Artist's Statement ::
Intensely observant, tenaciously questioning, passionately looking for truth while sensuously participating in life as creation, art flows from my heart.
Cycling the back roads of Bowling Green, Ohio where waving grain breathes the sky, pedaling a serpentine road along a meandering stream, chasing clouds, rushing with the wind; I was dealving into jewelry design, investigating sculptural form and laying down expressive washes of color at the local university. Along the continuum, some 120 miles east of the pastoral surroundings of BGSU, in a zig-zag industrial gorge teeming with groaning gestural mega-mechanisms; pivoting platforms, elevating arches and straining cantilevers make way for titanic resource bearing drones echoing their diesel resonance along the concrete and steel lined river gouged into the `flats' of Cleveland, Ohio. Practicing art amidst the steel mills and tankers was one of many diverse excercises that shaped my experience at The Cleveland Institute of Art.
In contrast to the clamor of this gritty side of civilization backing up in the throat of the Cuyahoga River and disgorging into Lake Erie, my younger years were spent mesmerized by the shimmering patterns of a setting sun reflecting across rippling waves on this Great Lake. In a heartbeat, the meditative rhythm can be coaxed into a pounding crescendo. The dramatic overture of a passing storm so moves the water that boulders surrender their inertia and cliffs become, at once, malleable as the coastline is rendered in breath-taking formations. From out of the blue, a waterspout captivates the imagination of a young Randy. These are some of the formative events that influences a shape or a texture or combination of materials, tethering a lifetime of art-making into a cohesive body of work.
Techniques such as molten glass-working and print-making, nurtured at The Ohio State University, are critical to `how' I make art. The manner in which I was able to utilize these skills contributed to being awarded `Excellence in the Arts' upon graduation with my Bachelor of Fine Art degree. A combination of these accumulated skills also went into creating a mixed-media sculpture, "Nativity", that won the Top Sculpture Award in the 1987 Columbus Art League Show at the Columbus Museum of Art. This piece that incorporates cement and stone with blown glass, steel and wood speaks directly about the nature of `why' I make art. As with all of my work, the overall emphasis is on form and composition allowing contrasting textures and complementary elements set the stage for a dramatic presentation of an idea, mood, theme or usually, as in the case of "Nativity", a combination that stirs the imagination.

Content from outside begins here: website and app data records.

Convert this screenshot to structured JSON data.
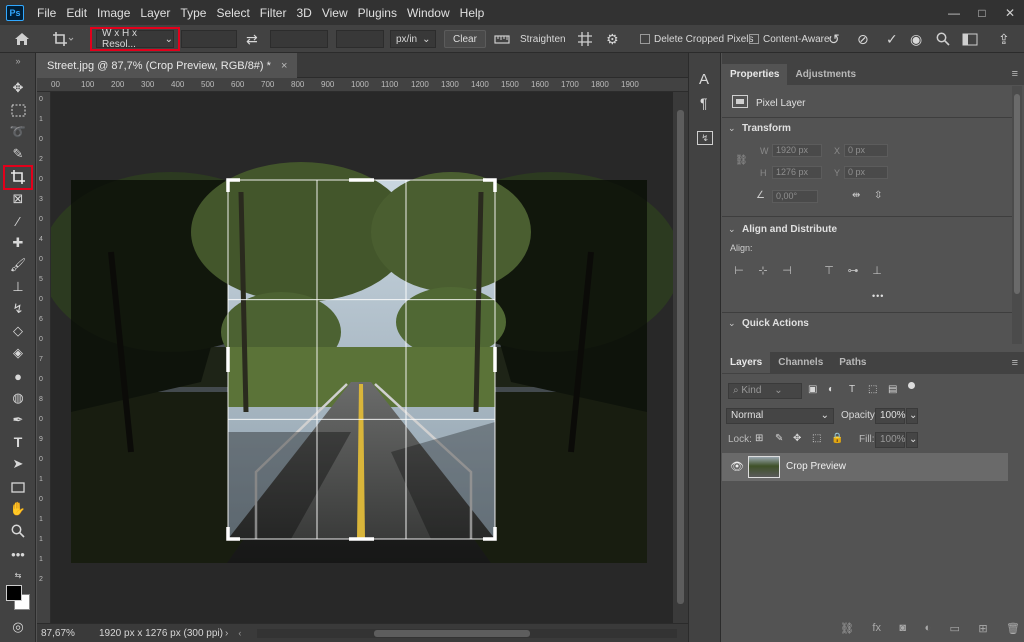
{
  "menu": {
    "logo": "Ps",
    "items": [
      "File",
      "Edit",
      "Image",
      "Layer",
      "Type",
      "Select",
      "Filter",
      "3D",
      "View",
      "Plugins",
      "Window",
      "Help"
    ]
  },
  "window_controls": {
    "minimize": "—",
    "maximize": "□",
    "close": "✕"
  },
  "options": {
    "preset": "W x H x Resol...",
    "unit": "px/in",
    "clear_label": "Clear",
    "straighten_label": "Straighten",
    "delete_cropped_label": "Delete Cropped Pixels",
    "content_aware_label": "Content-Aware"
  },
  "document": {
    "tab_title": "Street.jpg @ 87,7% (Crop Preview, RGB/8#) *",
    "close_glyph": "×",
    "ruler_h": [
      "00",
      "100",
      "200",
      "300",
      "400",
      "500",
      "600",
      "700",
      "800",
      "900",
      "1000",
      "1100",
      "1200",
      "1300",
      "1400",
      "1500",
      "1600",
      "1700",
      "1800",
      "1900"
    ],
    "ruler_v": [
      "0",
      "1",
      "0",
      "2",
      "0",
      "3",
      "0",
      "4",
      "0",
      "5",
      "0",
      "6",
      "0",
      "7",
      "0",
      "8",
      "0",
      "9",
      "0",
      "1",
      "0",
      "1",
      "1",
      "1",
      "2"
    ],
    "zoom": "87,67%",
    "doc_info": "1920 px x 1276 px (300 ppi)"
  },
  "properties": {
    "tab_properties": "Properties",
    "tab_adjustments": "Adjustments",
    "pixel_layer": "Pixel Layer",
    "transform_title": "Transform",
    "w_label": "W",
    "w_value": "1920 px",
    "h_label": "H",
    "h_value": "1276 px",
    "x_label": "X",
    "x_value": "0 px",
    "y_label": "Y",
    "y_value": "0 px",
    "angle_value": "0,00°",
    "align_title": "Align and Distribute",
    "align_label": "Align:",
    "more_glyph": "•••",
    "quick_actions_title": "Quick Actions"
  },
  "layers": {
    "tab_layers": "Layers",
    "tab_channels": "Channels",
    "tab_paths": "Paths",
    "kind_label": "Kind",
    "blend_mode": "Normal",
    "opacity_label": "Opacity:",
    "opacity_value": "100%",
    "lock_label": "Lock:",
    "fill_label": "Fill:",
    "fill_value": "100%",
    "layer_name": "Crop Preview"
  },
  "colors": {
    "accent_red": "#e3001b",
    "road_line": "#d9b53a"
  }
}
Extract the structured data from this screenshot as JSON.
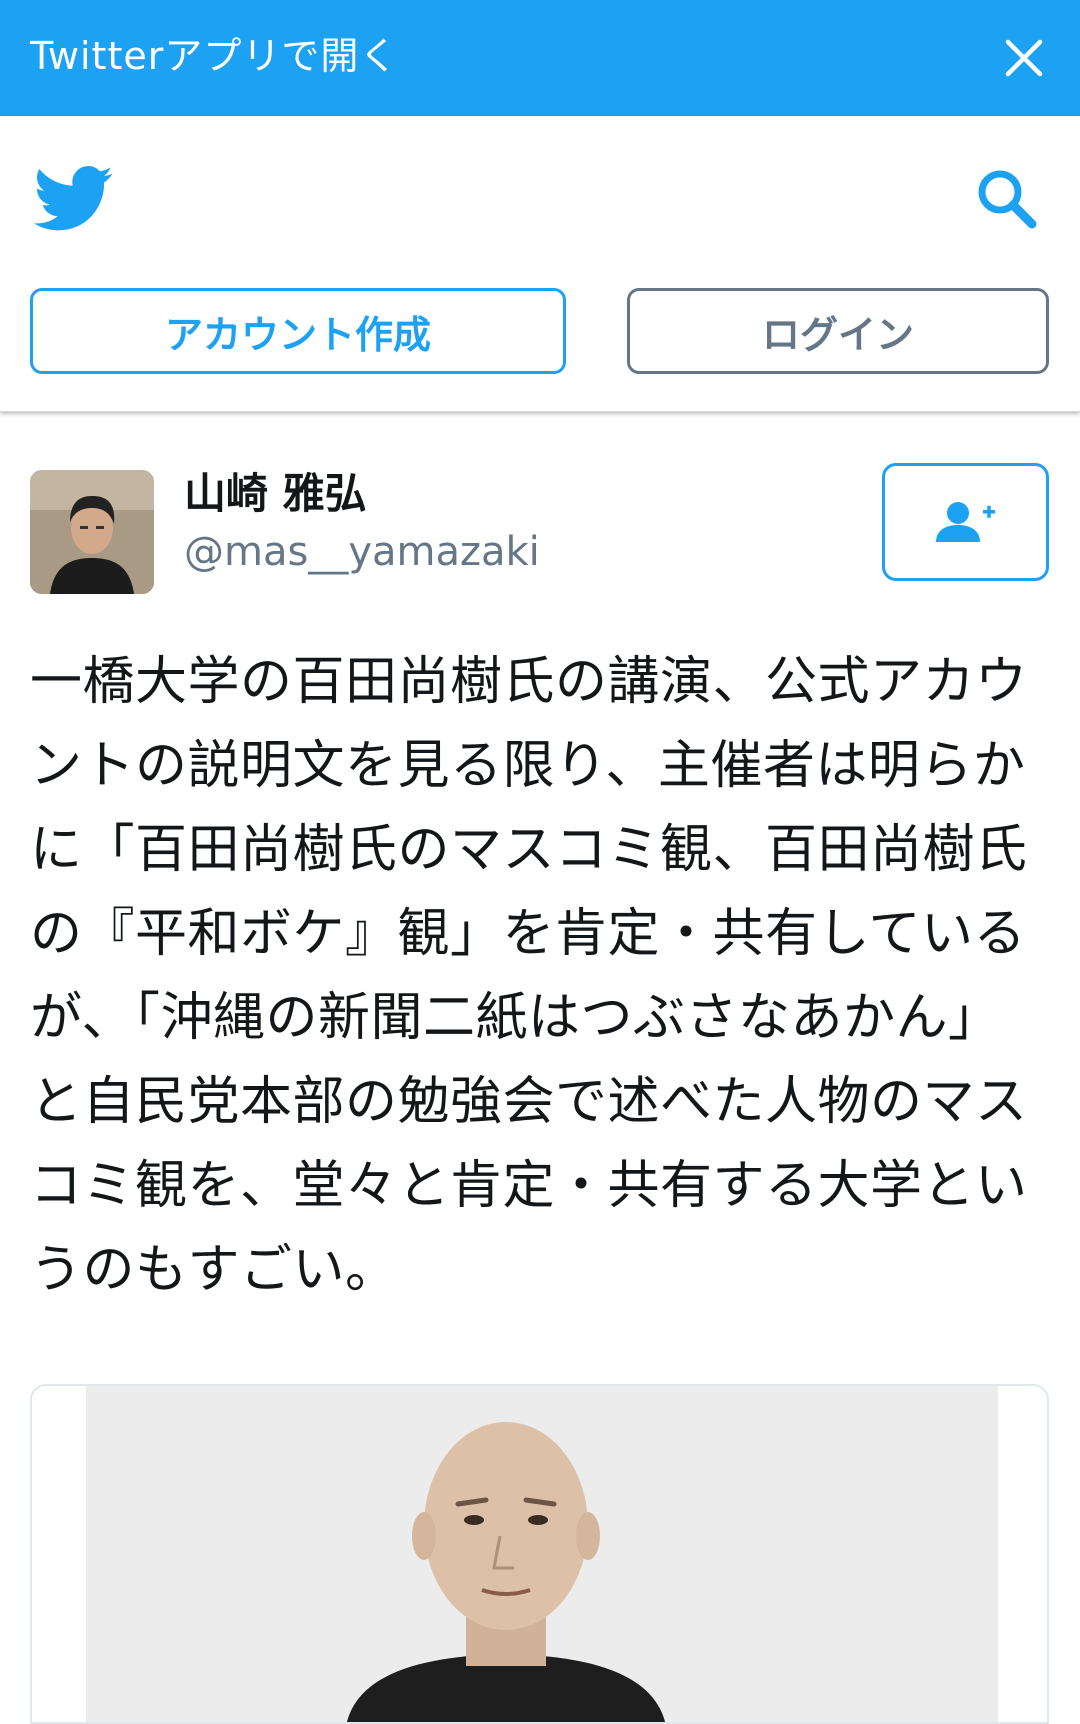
{
  "banner": {
    "text": "Twitterアプリで開く",
    "close_icon": "close-icon"
  },
  "header": {
    "logo_icon": "twitter-bird-icon",
    "search_icon": "search-icon",
    "signup_label": "アカウント作成",
    "login_label": "ログイン"
  },
  "tweet": {
    "user_name": "山崎 雅弘",
    "user_handle": "@mas__yamazaki",
    "follow_icon": "follow-user-icon",
    "text": "一橋大学の百田尚樹氏の講演、公式アカウントの説明文を見る限り、主催者は明らかに「百田尚樹氏のマスコミ観、百田尚樹氏の『平和ボケ』観」を肯定・共有しているが、「沖縄の新聞二紙はつぶさなあかん」と自民党本部の勉強会で述べた人物のマスコミ観を、堂々と肯定・共有する大学というのもすごい。"
  },
  "colors": {
    "brand": "#1da1f2",
    "muted": "#657786",
    "text": "#14171a"
  }
}
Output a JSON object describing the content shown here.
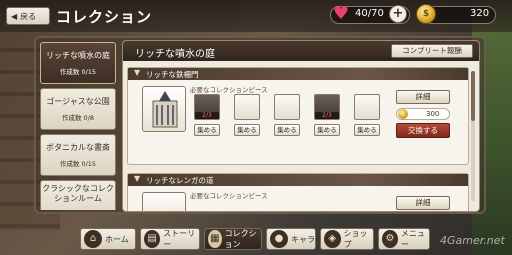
{
  "header": {
    "back_label": "戻る",
    "title": "コレクション",
    "stamina": "40/70",
    "coins": "320"
  },
  "tabs": [
    {
      "name": "リッチな噴水の庭",
      "count": "作成数 0/15",
      "active": true
    },
    {
      "name": "ゴージャスな公園",
      "count": "作成数 0/8",
      "active": false
    },
    {
      "name": "ボタニカルな書斎",
      "count": "作成数 0/15",
      "active": false
    },
    {
      "name": "クラシックなコレクションルーム",
      "count": "",
      "active": false
    }
  ],
  "panel": {
    "title": "リッチな噴水の庭",
    "complete_button": "コンプリート報酬"
  },
  "cards": [
    {
      "title": "リッチな鉄柵門",
      "required_label": "必要なコレクションピース",
      "pieces": [
        {
          "count": "2/3",
          "collect": "集める"
        },
        {
          "count": "",
          "collect": "集める"
        },
        {
          "count": "",
          "collect": "集める"
        },
        {
          "count": "2/3",
          "collect": "集める"
        },
        {
          "count": "",
          "collect": "集める"
        }
      ],
      "detail_button": "詳細",
      "cost": "300",
      "exchange_button": "交換する"
    },
    {
      "title": "リッチなレンガの道",
      "required_label": "必要なコレクションピース",
      "detail_button": "詳細"
    }
  ],
  "nav": {
    "home": "ホーム",
    "story": "ストーリー",
    "collection": "コレクション",
    "chara": "キャラ",
    "shop": "ショップ",
    "menu": "メニュー"
  },
  "watermark": "4Gamer.net",
  "colors": {
    "accent_red": "#b44a36",
    "heart": "#e8446a",
    "coin": "#d9a520"
  }
}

My art addresses a wide range of issues, but, an overall theme of transcendence pervades. Conflict, contradiction, trials and tribulations are all a part of life; arguably essential as a counterpoint to, say, blissful harmony. My preference for working sculpturally, whether it be a relief wall piece or in the round, is due to the tremendous range of expressive potential inherent in my choice of materials and processes. Just to be able to grab something with both hands, to get physical with it, carve, scrape, sand away what isn't needed drill it nail it screw it, glue it, attack it with a chain saw! Sculpture, for me is aggressive and yet, sublime. It is a workout, physically, mentally, emotionally. A lot of spirit gets poured into each piece. Revelations happen in the process of enduring the heat of a glass furnace while rushing around, man-handling a heavy glob of molten sand on the end of a five foot rod or wielding a chainsaw or hours at a time, forcing it to do what it wasn't built to handle. Ever stretching the boundaries and inventing techniques and solutions to new situations on-the-fly, it's about getting real with the universe by getting in touch with a piece of wood or stone or some discarded piece of furniture.
Last year, summer 2004, my sculpture `The Amazing Vortex with the Full Moon and the Setting Sun' won a Juror's Choice Award in the Fine Art Exhibit at the Ohio State Fair. That was a tremendous honor, but I'll tell you what; the year before that, `Time and Time Again' won the People's Choice Award and I can't tell you how much more satisfying that is for me! After all was said and done and the slew of juror’s awards and arts council awards and arts organizations awards were handed out, to have the public decide that mine was a pretty cool work of art meant the world to me. I love it when people walk up to me and the first words out of their mouth are, "I don't know much about art, but..." it makes them feel a certain way or they can envision this or that. How wonderful! That's what it's all about. On the other hand, the question I get a lot is, "What is it?" Oh well, I just say, “It is what it is. What do you see?"